What is needed » One number is all that is asked for: the number of lines below that hold the string "JSON".

Data entries
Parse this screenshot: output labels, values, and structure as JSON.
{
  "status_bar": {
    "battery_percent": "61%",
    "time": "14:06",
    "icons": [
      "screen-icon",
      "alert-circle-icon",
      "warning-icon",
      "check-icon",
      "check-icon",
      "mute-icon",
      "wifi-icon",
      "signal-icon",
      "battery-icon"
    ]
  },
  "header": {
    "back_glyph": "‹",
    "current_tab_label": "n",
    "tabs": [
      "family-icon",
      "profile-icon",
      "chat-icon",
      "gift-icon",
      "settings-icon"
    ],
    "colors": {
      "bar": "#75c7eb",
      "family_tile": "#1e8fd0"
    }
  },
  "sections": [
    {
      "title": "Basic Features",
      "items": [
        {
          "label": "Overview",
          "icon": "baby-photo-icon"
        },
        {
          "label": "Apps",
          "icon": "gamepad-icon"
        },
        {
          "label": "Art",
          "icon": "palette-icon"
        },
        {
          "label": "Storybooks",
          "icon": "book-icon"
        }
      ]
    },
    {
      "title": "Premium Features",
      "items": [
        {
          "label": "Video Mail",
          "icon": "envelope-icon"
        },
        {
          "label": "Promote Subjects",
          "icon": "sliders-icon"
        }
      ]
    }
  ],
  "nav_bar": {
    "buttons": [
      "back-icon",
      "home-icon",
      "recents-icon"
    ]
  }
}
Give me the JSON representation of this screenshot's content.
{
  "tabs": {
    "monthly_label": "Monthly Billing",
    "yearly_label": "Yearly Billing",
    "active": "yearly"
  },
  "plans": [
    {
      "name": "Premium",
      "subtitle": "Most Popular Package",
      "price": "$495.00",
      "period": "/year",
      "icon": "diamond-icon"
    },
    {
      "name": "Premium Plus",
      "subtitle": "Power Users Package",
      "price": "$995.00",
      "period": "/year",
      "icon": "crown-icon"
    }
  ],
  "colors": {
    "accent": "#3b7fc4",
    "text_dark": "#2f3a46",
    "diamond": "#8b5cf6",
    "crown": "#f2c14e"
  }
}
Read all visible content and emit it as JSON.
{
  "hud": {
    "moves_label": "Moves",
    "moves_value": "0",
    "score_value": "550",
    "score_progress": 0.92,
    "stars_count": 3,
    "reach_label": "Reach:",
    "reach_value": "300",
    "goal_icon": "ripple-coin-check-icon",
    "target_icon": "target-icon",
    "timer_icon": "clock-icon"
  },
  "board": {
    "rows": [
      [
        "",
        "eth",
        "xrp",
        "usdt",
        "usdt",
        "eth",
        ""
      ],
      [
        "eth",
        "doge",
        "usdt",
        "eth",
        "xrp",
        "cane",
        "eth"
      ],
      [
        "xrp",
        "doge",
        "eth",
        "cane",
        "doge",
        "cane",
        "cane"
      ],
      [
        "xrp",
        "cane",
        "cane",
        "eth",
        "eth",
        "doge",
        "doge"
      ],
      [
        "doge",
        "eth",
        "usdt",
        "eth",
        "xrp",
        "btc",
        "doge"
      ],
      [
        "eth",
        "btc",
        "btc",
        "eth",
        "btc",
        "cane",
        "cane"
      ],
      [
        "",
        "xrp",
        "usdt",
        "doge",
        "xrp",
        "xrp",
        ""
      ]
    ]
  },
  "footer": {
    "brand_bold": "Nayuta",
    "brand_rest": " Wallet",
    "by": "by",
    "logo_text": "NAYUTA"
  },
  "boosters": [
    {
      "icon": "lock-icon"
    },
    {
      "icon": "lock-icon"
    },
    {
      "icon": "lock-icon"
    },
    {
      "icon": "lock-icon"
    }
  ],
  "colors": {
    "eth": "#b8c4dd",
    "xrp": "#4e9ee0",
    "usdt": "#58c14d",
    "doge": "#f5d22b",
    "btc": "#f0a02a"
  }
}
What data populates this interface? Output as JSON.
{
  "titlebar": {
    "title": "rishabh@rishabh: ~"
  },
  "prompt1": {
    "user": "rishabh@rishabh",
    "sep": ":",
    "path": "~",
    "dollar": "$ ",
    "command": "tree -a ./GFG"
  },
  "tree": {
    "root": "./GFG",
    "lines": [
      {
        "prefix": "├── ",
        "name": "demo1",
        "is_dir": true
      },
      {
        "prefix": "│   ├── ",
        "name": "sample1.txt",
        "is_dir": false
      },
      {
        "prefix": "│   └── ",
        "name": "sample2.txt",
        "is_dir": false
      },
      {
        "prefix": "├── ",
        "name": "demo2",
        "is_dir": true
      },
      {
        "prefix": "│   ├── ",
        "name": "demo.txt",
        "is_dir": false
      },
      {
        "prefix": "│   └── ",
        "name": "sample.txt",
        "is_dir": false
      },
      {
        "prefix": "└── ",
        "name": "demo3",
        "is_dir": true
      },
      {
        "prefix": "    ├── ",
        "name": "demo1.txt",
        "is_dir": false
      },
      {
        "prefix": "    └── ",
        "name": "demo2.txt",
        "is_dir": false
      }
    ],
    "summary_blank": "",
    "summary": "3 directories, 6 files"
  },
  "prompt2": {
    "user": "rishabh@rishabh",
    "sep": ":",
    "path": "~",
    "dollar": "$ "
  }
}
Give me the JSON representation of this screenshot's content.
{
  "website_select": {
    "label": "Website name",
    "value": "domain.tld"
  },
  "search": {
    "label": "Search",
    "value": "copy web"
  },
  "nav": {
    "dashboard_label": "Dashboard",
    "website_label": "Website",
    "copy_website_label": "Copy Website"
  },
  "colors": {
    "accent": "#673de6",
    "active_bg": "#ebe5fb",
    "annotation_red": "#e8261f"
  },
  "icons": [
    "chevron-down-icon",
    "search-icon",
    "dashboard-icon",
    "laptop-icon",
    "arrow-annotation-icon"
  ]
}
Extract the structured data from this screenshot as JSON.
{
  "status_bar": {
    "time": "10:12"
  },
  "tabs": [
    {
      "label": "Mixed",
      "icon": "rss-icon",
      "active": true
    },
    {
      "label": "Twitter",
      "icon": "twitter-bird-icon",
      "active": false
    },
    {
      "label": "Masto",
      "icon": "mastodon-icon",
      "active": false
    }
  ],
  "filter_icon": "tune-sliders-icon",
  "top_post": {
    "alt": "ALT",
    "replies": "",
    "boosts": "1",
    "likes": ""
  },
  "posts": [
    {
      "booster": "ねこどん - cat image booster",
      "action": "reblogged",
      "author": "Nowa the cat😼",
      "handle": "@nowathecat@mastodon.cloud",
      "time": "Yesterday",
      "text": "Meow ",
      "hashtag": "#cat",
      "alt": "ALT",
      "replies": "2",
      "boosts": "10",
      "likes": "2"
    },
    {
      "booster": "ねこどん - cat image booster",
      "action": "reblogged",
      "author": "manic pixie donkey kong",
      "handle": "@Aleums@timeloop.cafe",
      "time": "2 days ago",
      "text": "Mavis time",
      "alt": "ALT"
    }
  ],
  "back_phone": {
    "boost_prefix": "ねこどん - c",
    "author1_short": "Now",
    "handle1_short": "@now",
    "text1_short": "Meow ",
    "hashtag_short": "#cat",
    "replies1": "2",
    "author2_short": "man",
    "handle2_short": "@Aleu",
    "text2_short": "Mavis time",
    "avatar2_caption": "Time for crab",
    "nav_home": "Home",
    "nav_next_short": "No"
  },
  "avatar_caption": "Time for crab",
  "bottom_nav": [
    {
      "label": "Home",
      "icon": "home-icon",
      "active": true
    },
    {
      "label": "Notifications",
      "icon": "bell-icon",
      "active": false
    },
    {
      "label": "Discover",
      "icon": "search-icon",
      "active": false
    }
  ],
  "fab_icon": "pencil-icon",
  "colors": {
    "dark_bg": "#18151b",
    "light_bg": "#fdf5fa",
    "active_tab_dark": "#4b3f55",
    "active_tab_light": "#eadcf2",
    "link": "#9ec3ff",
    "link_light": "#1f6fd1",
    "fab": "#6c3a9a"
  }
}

Written response » 6